The point is this; we have become used to judging “new” from how it looks not so much how it acts. If we see a new product come out that’s based off the old, it’s main focus is on how it looks and less what it does new – that comes later and is of equal importance.
We do judge a book by its cover, and as such we really need to tackle the design first and focus on engineering second. If you target where you want to head and then focus on how you get there, at least your goal is more weighted towards innovation and less on limitation.
I think Apple has taught Microsoft a valuable lesson in the past 3 years; it’s a healthy amount of competition as well. Adobe is also teaching Microsoft valuable lessons as well.
We are a company that has had a lot of engineering culture ingrained into our DNA – yet in the past 3-4 years I’ve seen the design discussion change from being this quiet blip on the radar to being a more focal point in discussion.
I’m not a fan of the the new Bing logo, it just irritates me at how the proportion is off, yet I’ve seen a healthy debate internally on the subject that has made me extremely proud of how Microsoft is changing its approach to design. I’m not happy with the outcome, but will happily accept this given the result was we approached a conversation differently to what I would of ever thought years ago. In the end I concede that Bing will be measured by how well it helps folks search not so much on what the brand looks like.
Engineering only gives you so much of a head start, as it can usually be matched, design however is something that if you copy becomes obvious as well the initial moment had already passed.

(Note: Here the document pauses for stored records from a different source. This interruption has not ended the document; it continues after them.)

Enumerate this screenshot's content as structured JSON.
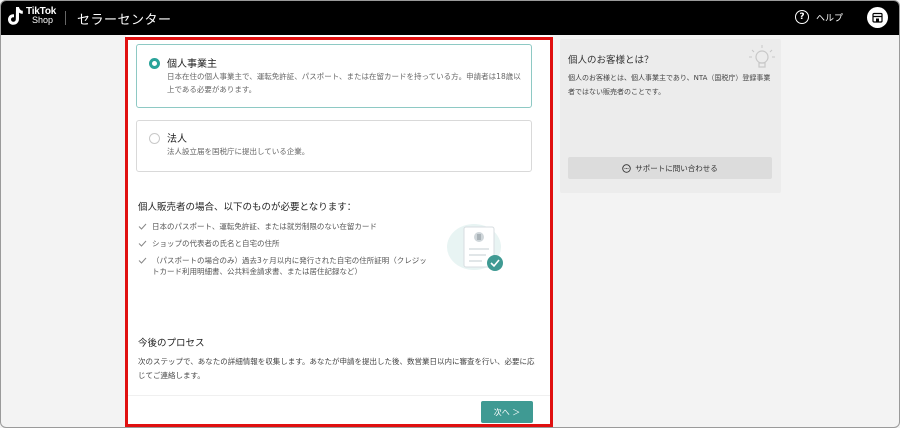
{
  "header": {
    "logo_line1": "TikTok",
    "logo_line2": "Shop",
    "title": "セラーセンター",
    "help_label": "ヘルプ",
    "help_icon": "question-circle-icon",
    "store_icon": "store-icon"
  },
  "options": [
    {
      "title": "個人事業主",
      "desc": "日本在住の個人事業主で、運転免許証、パスポート、または在留カードを持っている方。申請者は18歳以上である必要があります。",
      "selected": true
    },
    {
      "title": "法人",
      "desc": "法人設立届を国税庁に提出している企業。",
      "selected": false
    }
  ],
  "requirements": {
    "title": "個人販売者の場合、以下のものが必要となります：",
    "items": [
      "日本のパスポート、運転免許証、または就労制限のない在留カード",
      "ショップの代表者の氏名と自宅の住所",
      "（パスポートの場合のみ）過去3ヶ月以内に発行された自宅の住所証明（クレジットカード利用明細書、公共料金請求書、または居住記録など）"
    ]
  },
  "process": {
    "title": "今後のプロセス",
    "desc": "次のステップで、あなたの詳細情報を収集します。あなたが申請を提出した後、数営業日以内に審査を行い、必要に応じてご連絡します。"
  },
  "next_button": "次へ ＞",
  "info": {
    "title": "個人のお客様とは？",
    "desc": "個人のお客様とは、個人事業主であり、NTA（国税庁）登録事業者ではない販売者のことです。",
    "support_button": "サポートに問い合わせる"
  },
  "colors": {
    "accent": "#2aa39a",
    "button": "#3f9a93",
    "highlight": "#e01010"
  }
}
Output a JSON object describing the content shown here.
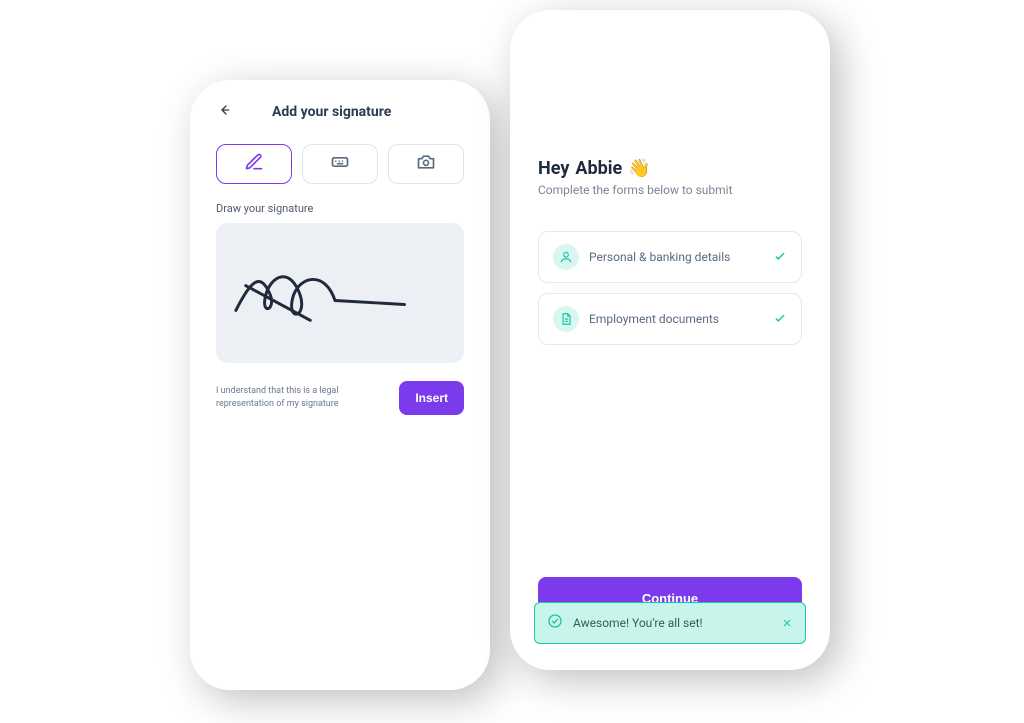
{
  "left": {
    "title": "Add your signature",
    "draw_label": "Draw your signature",
    "legal_text": "I understand that this is a legal representation of my signature",
    "insert_label": "Insert"
  },
  "right": {
    "greeting_prefix": "Hey ",
    "greeting_name": "Abbie",
    "wave_emoji": "👋",
    "subtitle": "Complete the forms below to submit",
    "items": [
      {
        "label": "Personal & banking details",
        "done": true
      },
      {
        "label": "Employment documents",
        "done": true
      }
    ],
    "continue_label": "Continue",
    "toast_text": "Awesome! You're all set!"
  },
  "colors": {
    "accent": "#7c3aed",
    "teal": "#19c6a5"
  }
}
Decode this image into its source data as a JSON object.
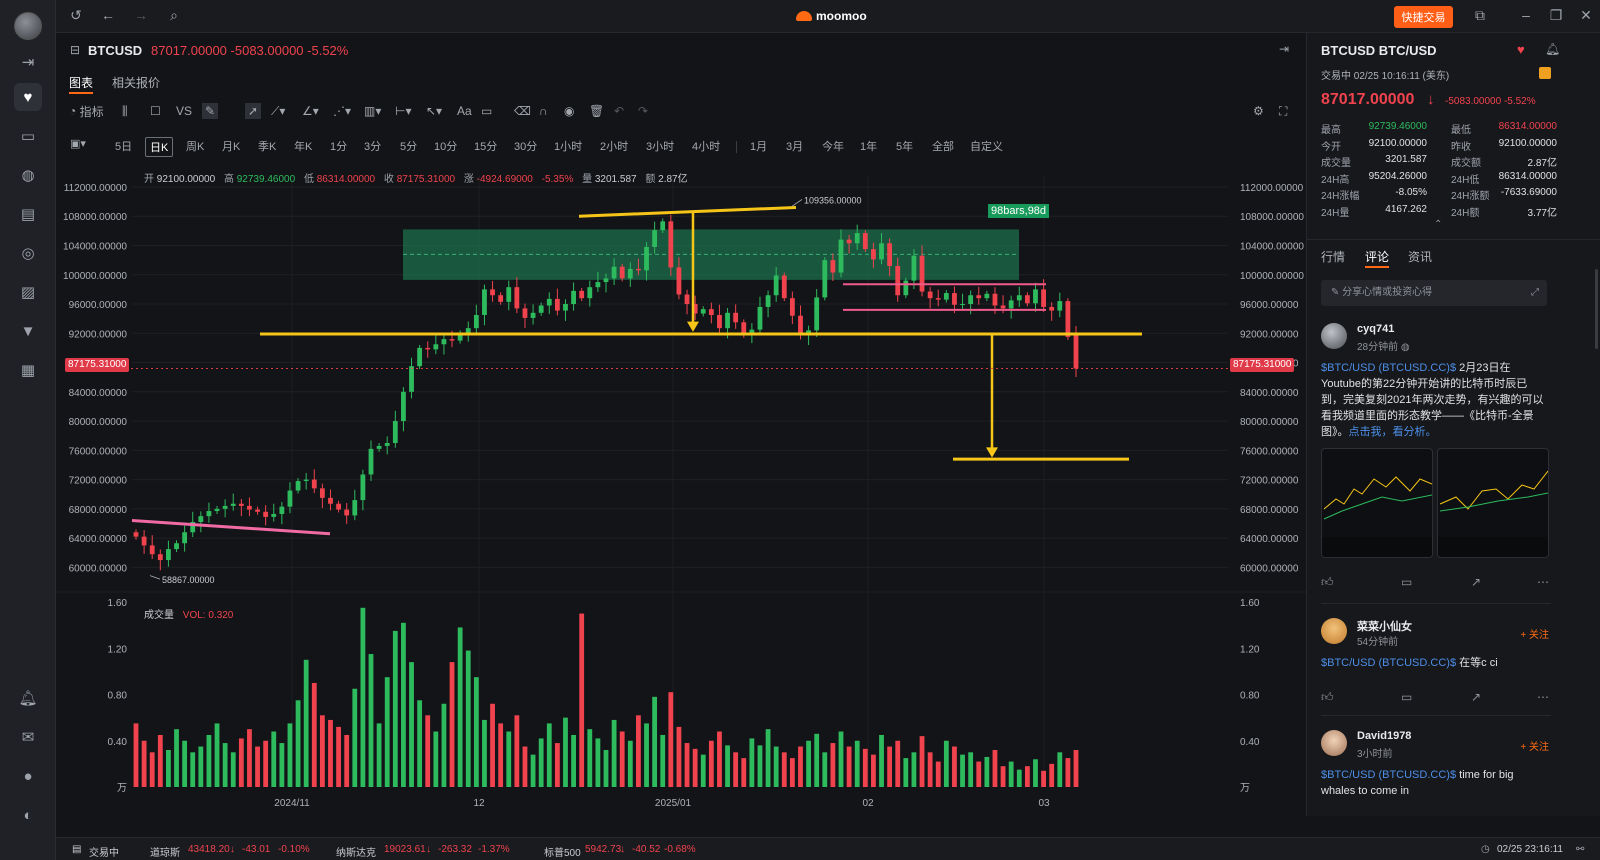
{
  "app": {
    "brand": "moomoo",
    "quick_trade": "快捷交易"
  },
  "header": {
    "symbol": "BTCUSD",
    "price_line": "87017.00000  -5083.00000  -5.52%"
  },
  "tabs": [
    "图表",
    "相关报价"
  ],
  "toolbar": {
    "indicator_label": "指标",
    "vs_label": "VS",
    "font_label": "Aa"
  },
  "periods": [
    "5日",
    "日K",
    "周K",
    "月K",
    "季K",
    "年K",
    "1分",
    "3分",
    "5分",
    "10分",
    "15分",
    "30分",
    "1小时",
    "2小时",
    "3小时",
    "4小时",
    "1月",
    "3月",
    "今年",
    "1年",
    "5年",
    "全部",
    "自定义"
  ],
  "ohlc": {
    "open_label": "开",
    "open": "92100.00000",
    "high_label": "高",
    "high": "92739.46000",
    "low_label": "低",
    "low": "86314.00000",
    "close_label": "收",
    "close": "87175.31000",
    "chg_label": "涨",
    "chg": "-4924.69000",
    "pct": "-5.35%",
    "vol_label": "量",
    "vol": "3201.587",
    "amt_label": "额",
    "amt": "2.87亿"
  },
  "volume_panel": {
    "label": "成交量",
    "value": "VOL: 0.320"
  },
  "chart_data": {
    "type": "candlestick",
    "y_axis_ticks": [
      "112000.00000",
      "108000.00000",
      "104000.00000",
      "100000.00000",
      "96000.00000",
      "92000.00000",
      "88000.00000",
      "84000.00000",
      "80000.00000",
      "76000.00000",
      "72000.00000",
      "68000.00000",
      "64000.00000",
      "60000.00000"
    ],
    "ylim": [
      58000,
      113500
    ],
    "x_axis_ticks": [
      "2024/11",
      "12",
      "2025/01",
      "02",
      "03"
    ],
    "volume_ticks": [
      "1.60",
      "1.20",
      "0.80",
      "0.40",
      "万"
    ],
    "volume_ylim": [
      0,
      1.6
    ],
    "annotations": {
      "high_marker": "109356.00000",
      "low_marker": "58867.00000",
      "last_price_tag": "87175.31000",
      "range_box_label": "98bars,98d"
    },
    "close_prices": [
      64200,
      63000,
      61800,
      61000,
      62500,
      63300,
      64800,
      66200,
      67000,
      67700,
      68000,
      68400,
      68700,
      68400,
      67900,
      67600,
      66900,
      67300,
      68300,
      70500,
      71800,
      72000,
      70800,
      69500,
      68700,
      67900,
      67100,
      69200,
      72700,
      76200,
      76600,
      77000,
      80000,
      84000,
      87500,
      90000,
      89800,
      90500,
      91200,
      91000,
      92000,
      92700,
      94500,
      98000,
      97200,
      96300,
      98300,
      95400,
      94100,
      94800,
      95800,
      96700,
      95100,
      96000,
      97800,
      96800,
      98300,
      99000,
      99500,
      101100,
      99500,
      100800,
      100600,
      103800,
      106100,
      107300,
      101000,
      97300,
      96000,
      94700,
      95300,
      94500,
      92700,
      94800,
      93500,
      91800,
      92500,
      95600,
      97200,
      99900,
      96800,
      94400,
      91800,
      92400,
      96900,
      102000,
      100300,
      104800,
      104300,
      105700,
      103500,
      102100,
      104300,
      101200,
      97200,
      99200,
      102600,
      97700,
      96800,
      96600,
      97500,
      95900,
      96000,
      97200,
      96800,
      97400,
      95800,
      95400,
      96500,
      97200,
      96100,
      98000,
      95600,
      95100,
      96400,
      91500,
      87175
    ],
    "volumes": [
      0.55,
      0.4,
      0.3,
      0.45,
      0.32,
      0.5,
      0.4,
      0.3,
      0.35,
      0.45,
      0.55,
      0.38,
      0.3,
      0.42,
      0.5,
      0.35,
      0.4,
      0.48,
      0.38,
      0.55,
      0.75,
      1.1,
      0.9,
      0.62,
      0.58,
      0.52,
      0.45,
      0.85,
      1.55,
      1.15,
      0.55,
      0.95,
      1.35,
      1.42,
      1.08,
      0.75,
      0.62,
      0.48,
      0.72,
      1.08,
      1.38,
      1.18,
      0.95,
      0.58,
      0.72,
      0.55,
      0.48,
      0.62,
      0.35,
      0.28,
      0.42,
      0.55,
      0.38,
      0.6,
      0.45,
      1.5,
      0.5,
      0.42,
      0.32,
      0.58,
      0.48,
      0.4,
      0.62,
      0.55,
      0.78,
      0.45,
      0.82,
      0.52,
      0.38,
      0.33,
      0.28,
      0.4,
      0.48,
      0.36,
      0.3,
      0.25,
      0.42,
      0.36,
      0.5,
      0.35,
      0.3,
      0.25,
      0.35,
      0.4,
      0.46,
      0.3,
      0.38,
      0.48,
      0.35,
      0.4,
      0.33,
      0.28,
      0.45,
      0.35,
      0.4,
      0.25,
      0.3,
      0.44,
      0.3,
      0.22,
      0.4,
      0.35,
      0.28,
      0.3,
      0.22,
      0.26,
      0.32,
      0.18,
      0.22,
      0.15,
      0.18,
      0.24,
      0.14,
      0.2,
      0.3,
      0.25,
      0.32
    ]
  },
  "right": {
    "title": "BTCUSD  BTC/USD",
    "status": "交易中 02/25 10:16:11 (美东)",
    "price": "87017.00000",
    "change": "-5083.00000  -5.52%",
    "stats": [
      {
        "l": "最高",
        "v": "92739.46000",
        "c": "g",
        "l2": "最低",
        "v2": "86314.00000",
        "c2": "r"
      },
      {
        "l": "今开",
        "v": "92100.00000",
        "c": "n",
        "l2": "昨收",
        "v2": "92100.00000",
        "c2": "n"
      },
      {
        "l": "成交量",
        "v": "3201.587",
        "c": "n",
        "l2": "成交额",
        "v2": "2.87亿",
        "c2": "n"
      },
      {
        "l": "24H高",
        "v": "95204.26000",
        "c": "n",
        "l2": "24H低",
        "v2": "86314.00000",
        "c2": "n"
      },
      {
        "l": "24H涨幅",
        "v": "-8.05%",
        "c": "n",
        "l2": "24H涨额",
        "v2": "-7633.69000",
        "c2": "n"
      },
      {
        "l": "24H量",
        "v": "4167.262",
        "c": "n",
        "l2": "24H额",
        "v2": "3.77亿",
        "c2": "n"
      }
    ],
    "tabs": [
      "行情",
      "评论",
      "资讯"
    ],
    "share_placeholder": "分享心情或投资心得",
    "posts": [
      {
        "name": "cyq741",
        "time": "28分钟前",
        "link": "$BTC/USD (BTCUSD.CC)$",
        "text": " 2月23日在Youtube的第22分钟开始讲的比特币时辰已到，完美复刻2021年两次走势，有兴趣的可以看我频道里面的形态教学——《比特币-全景图》。",
        "link2": "点击我，看分析。"
      },
      {
        "name": "菜菜小仙女",
        "time": "54分钟前",
        "link": "$BTC/USD (BTCUSD.CC)$",
        "text": " 在等c ci",
        "follow": "+ 关注"
      },
      {
        "name": "David1978",
        "time": "3小时前",
        "link": "$BTC/USD (BTCUSD.CC)$",
        "text": " time for big whales to come in",
        "follow": "+ 关注"
      }
    ]
  },
  "statusbar": {
    "market": "交易中",
    "dow": {
      "name": "道琼斯",
      "val": "43418.20",
      "chg": "-43.01",
      "pct": "-0.10%"
    },
    "nasdaq": {
      "name": "纳斯达克",
      "val": "19023.61",
      "chg": "-263.32",
      "pct": "-1.37%"
    },
    "sp": {
      "name": "标普500",
      "val": "5942.73",
      "chg": "-40.52",
      "pct": "-0.68%"
    },
    "time": "02/25 23:16:11"
  },
  "colors": {
    "up": "#2dbb5e",
    "down": "#f0434e",
    "accent": "#ff6a13",
    "annotation": "#f5c518",
    "range_box": "#1f8f5f"
  }
}
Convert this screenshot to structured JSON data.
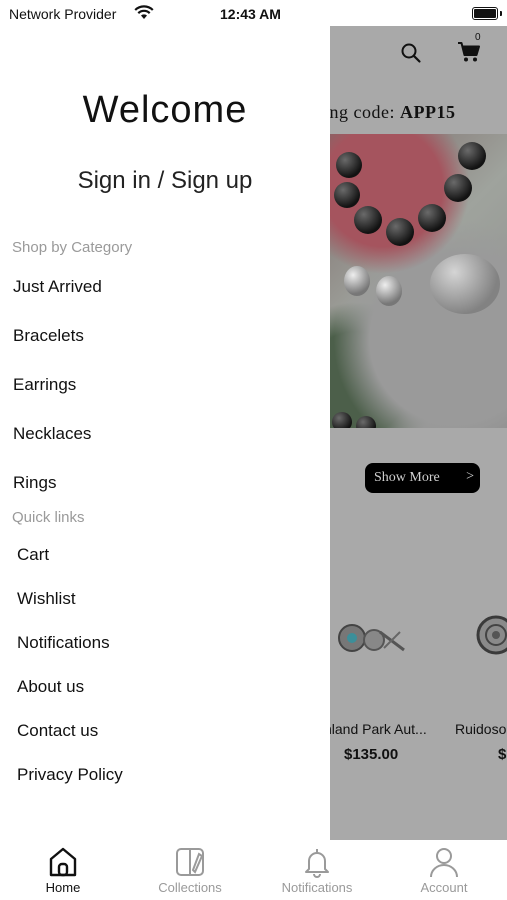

Design can interrupt you in a positive way. Its downside is that it’s not open to “rinse & repeat” formulas.
It’s better outlined here: